In Linux, if you want to set the password for an account to never expire, here is the command: # chage -I -1 -m 0 -M 99999 -E -1 username And to force a user to change his password upon first login: # chage -d0 username Current status of the account can be checked via chage command : # chage -l username Last password change : Jun 18, 2013 Password expires : never Password inactive : never Account expires : never Minimum number of days between password change : 0 Maximum number of days between password change : 99999 Number of days of warning before password expires : 7 For AIX, to set the password to non expiry and force the user to change his password upon first login: # chuser expires=0 maxage=0 username To check the username status in AIX: # lsuser -f username
Showing posts from November, 2014
- Other Apps
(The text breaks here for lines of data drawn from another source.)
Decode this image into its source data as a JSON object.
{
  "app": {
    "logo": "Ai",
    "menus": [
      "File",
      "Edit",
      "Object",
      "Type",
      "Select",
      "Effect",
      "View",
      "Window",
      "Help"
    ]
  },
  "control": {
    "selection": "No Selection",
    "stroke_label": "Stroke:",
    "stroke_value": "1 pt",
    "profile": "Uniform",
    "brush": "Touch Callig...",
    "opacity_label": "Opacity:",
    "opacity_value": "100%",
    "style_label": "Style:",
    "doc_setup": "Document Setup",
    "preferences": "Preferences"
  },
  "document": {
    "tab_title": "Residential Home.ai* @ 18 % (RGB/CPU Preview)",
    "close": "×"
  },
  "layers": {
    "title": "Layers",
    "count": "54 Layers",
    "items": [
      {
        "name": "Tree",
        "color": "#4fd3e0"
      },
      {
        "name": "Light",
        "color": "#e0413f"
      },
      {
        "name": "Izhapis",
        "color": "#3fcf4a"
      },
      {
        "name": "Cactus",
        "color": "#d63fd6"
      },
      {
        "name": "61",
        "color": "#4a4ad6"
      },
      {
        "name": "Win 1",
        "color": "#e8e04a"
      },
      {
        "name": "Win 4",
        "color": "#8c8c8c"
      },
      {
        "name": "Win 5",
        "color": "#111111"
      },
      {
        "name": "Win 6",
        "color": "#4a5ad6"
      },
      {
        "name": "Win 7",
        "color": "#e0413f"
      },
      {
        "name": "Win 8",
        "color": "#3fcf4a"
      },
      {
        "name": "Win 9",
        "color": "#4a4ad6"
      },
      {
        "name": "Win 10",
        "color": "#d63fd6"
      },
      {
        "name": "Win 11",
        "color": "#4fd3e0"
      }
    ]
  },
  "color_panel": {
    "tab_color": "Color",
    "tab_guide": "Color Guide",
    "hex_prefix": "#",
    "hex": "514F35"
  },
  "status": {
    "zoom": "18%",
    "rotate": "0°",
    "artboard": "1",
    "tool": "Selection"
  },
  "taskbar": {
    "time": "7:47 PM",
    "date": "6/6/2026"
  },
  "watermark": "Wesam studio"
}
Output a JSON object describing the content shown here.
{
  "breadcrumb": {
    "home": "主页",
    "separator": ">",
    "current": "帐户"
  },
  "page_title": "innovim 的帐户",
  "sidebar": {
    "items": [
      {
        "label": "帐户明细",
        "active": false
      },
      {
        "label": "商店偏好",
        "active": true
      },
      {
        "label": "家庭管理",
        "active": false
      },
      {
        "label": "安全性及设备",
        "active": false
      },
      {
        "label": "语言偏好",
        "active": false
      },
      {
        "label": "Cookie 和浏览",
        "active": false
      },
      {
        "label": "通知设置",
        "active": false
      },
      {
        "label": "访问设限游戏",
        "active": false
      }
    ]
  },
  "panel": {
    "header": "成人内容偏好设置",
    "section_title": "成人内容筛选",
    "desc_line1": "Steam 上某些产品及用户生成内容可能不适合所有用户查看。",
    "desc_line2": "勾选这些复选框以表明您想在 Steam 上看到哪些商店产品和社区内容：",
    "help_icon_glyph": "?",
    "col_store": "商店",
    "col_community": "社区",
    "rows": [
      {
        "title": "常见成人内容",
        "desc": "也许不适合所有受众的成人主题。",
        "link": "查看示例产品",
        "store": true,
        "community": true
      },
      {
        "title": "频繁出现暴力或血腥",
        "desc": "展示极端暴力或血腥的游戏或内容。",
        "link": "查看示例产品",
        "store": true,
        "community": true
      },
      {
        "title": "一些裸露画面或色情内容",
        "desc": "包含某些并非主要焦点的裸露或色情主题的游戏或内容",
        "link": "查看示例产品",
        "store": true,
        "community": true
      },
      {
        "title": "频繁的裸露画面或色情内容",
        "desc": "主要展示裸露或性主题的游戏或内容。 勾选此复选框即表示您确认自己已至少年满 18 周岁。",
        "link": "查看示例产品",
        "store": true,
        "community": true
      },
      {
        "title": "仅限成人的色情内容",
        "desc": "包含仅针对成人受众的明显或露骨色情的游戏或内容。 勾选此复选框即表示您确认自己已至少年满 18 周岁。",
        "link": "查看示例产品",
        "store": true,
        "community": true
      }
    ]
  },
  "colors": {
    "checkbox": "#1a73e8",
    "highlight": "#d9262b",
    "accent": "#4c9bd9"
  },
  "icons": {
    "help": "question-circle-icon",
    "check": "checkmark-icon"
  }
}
If you decided to rename your VMware VM, it's not just right click on the VM and rename it, as it only change the vCenter naming display and not associated virtual files and disks. There is a long list of steps to be taken to rename a VM in VMware KB. However, the easiest hassle free one that I found is to "clone" the target VM to new VM with your desired name. This process will rename vCenter display name as well as all the vmdk virtual disks and other associated files to new name. Just right click on the target VM, choose Clone, give new name and location, and wait till cloning finish which will take some time depending on the size of your VM. There you go, the easiest way to rename your VMware VM. Please let me know if you have an easier one in your tricks.